It denies all pushes which doesn't meet the specified requirements with an error message, and the end user has to re-do the commit and push again.
This is likely how your authorization is done today already.
The alternative would be a pre-commit hook, but that runs when crafting the commit, and under the control of the end user. That can make for a better user experience since it runs even earlier in the process but isn't necessarily secure. Of course, one can have both.
Disclaimer: I work on trunk :)
Edit: ah.. forgot the whole point.. In Next Generation Shell (author here) this doesn't happen: ngs -e '$(grep ...).not()' does right thing. grep exit code 0 becomes 1, 1 becomes 0, 2 becomes 240 (exception)
I’m also using grep in CI as a simple but effectieve check on dependency violations in some codebases.
For example you could configure a Docker Compose health check to curl an endpoint for a 200 in production but in development override the health check command to call /bin/true so you don't get log spam in development from your health check while ensuring the health check still passes since /bin/true is an extremely minimal command that returns an exit code of 0. This can be controlled by a single environment variable too, no changes needed to your docker-compose.yml file.
I covered this pattern in a recent DockerCon talk at https://nickjanetakis.com/blog/best-practices-around-product....
(grep -q notwanted /hay/stack ; test $? == 1) && echo "No violations found"
Consider what would happen if your unit test framework couldn’t compile the test files and failed with an error. Isn’t that also a test failure?

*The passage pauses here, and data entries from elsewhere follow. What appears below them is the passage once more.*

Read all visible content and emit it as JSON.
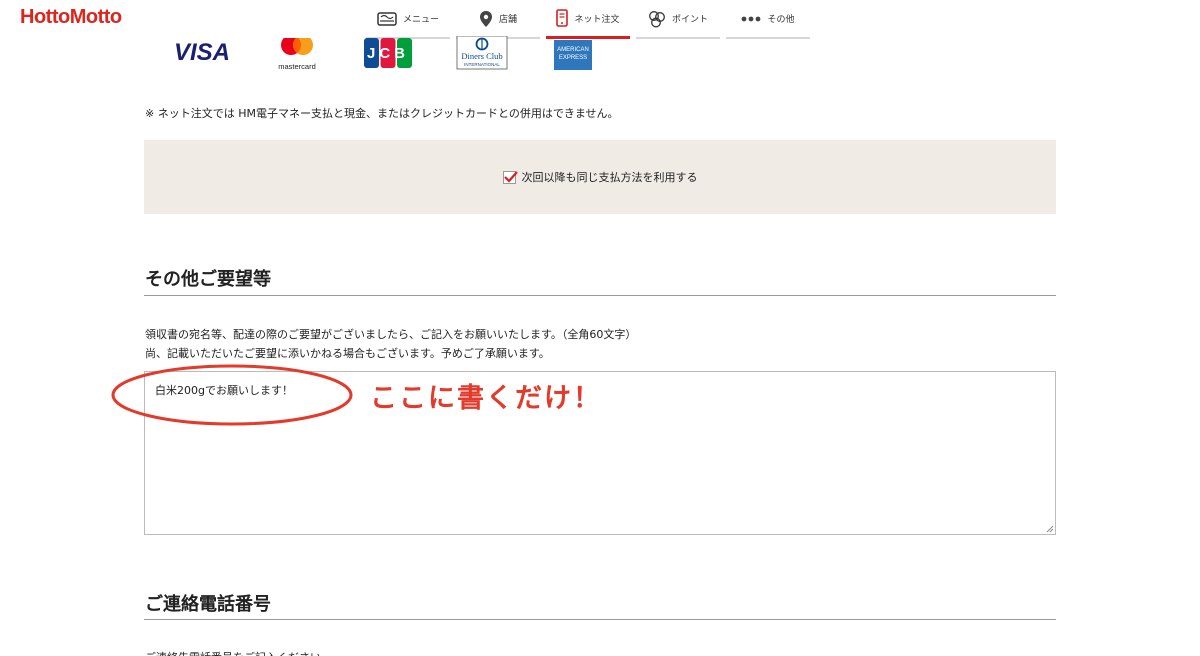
{
  "header": {
    "logo": "HottoMotto",
    "nav": [
      {
        "label": "メニュー",
        "icon": "menu-bento-icon",
        "active": false
      },
      {
        "label": "店舗",
        "icon": "location-pin-icon",
        "active": false
      },
      {
        "label": "ネット注文",
        "icon": "smartphone-icon",
        "active": true
      },
      {
        "label": "ポイント",
        "icon": "coins-icon",
        "active": false
      },
      {
        "label": "その他",
        "icon": "more-dots-icon",
        "active": false
      }
    ]
  },
  "payment": {
    "card_brands": {
      "visa": "VISA",
      "mastercard": "mastercard",
      "jcb": "JCB",
      "diners": "Diners Club",
      "diners_sub": "INTERNATIONAL",
      "amex_line1": "AMERICAN",
      "amex_line2": "EXPRESS"
    },
    "notice": "※ ネット注文では HM電子マネー支払と現金、またはクレジットカードとの併用はできません。",
    "remember_label": "次回以降も同じ支払方法を利用する",
    "remember_checked": true
  },
  "requests": {
    "title": "その他ご要望等",
    "desc_line1": "領収書の宛名等、配達の際のご要望がございましたら、ご記入をお願いいたします。（全角60文字）",
    "desc_line2": "尚、記載いただいたご要望に添いかねる場合もございます。予めご了承願います。",
    "value": "白米200gでお願いします！",
    "annotation": "ここに書くだけ！"
  },
  "phone": {
    "title": "ご連絡電話番号",
    "desc_partial": "ご連絡先電話番号をご記入ください。"
  },
  "colors": {
    "brand_red": "#e0241b",
    "nav_active": "#d71f1f",
    "band_bg": "#f0ebe5",
    "annotation_red": "#e23a2b"
  }
}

To address this: many CI pipelines allow you to specify which exot codes to succeed and fail on per job, or if it doesn't the one liner will need some boolean logic to check the exit code.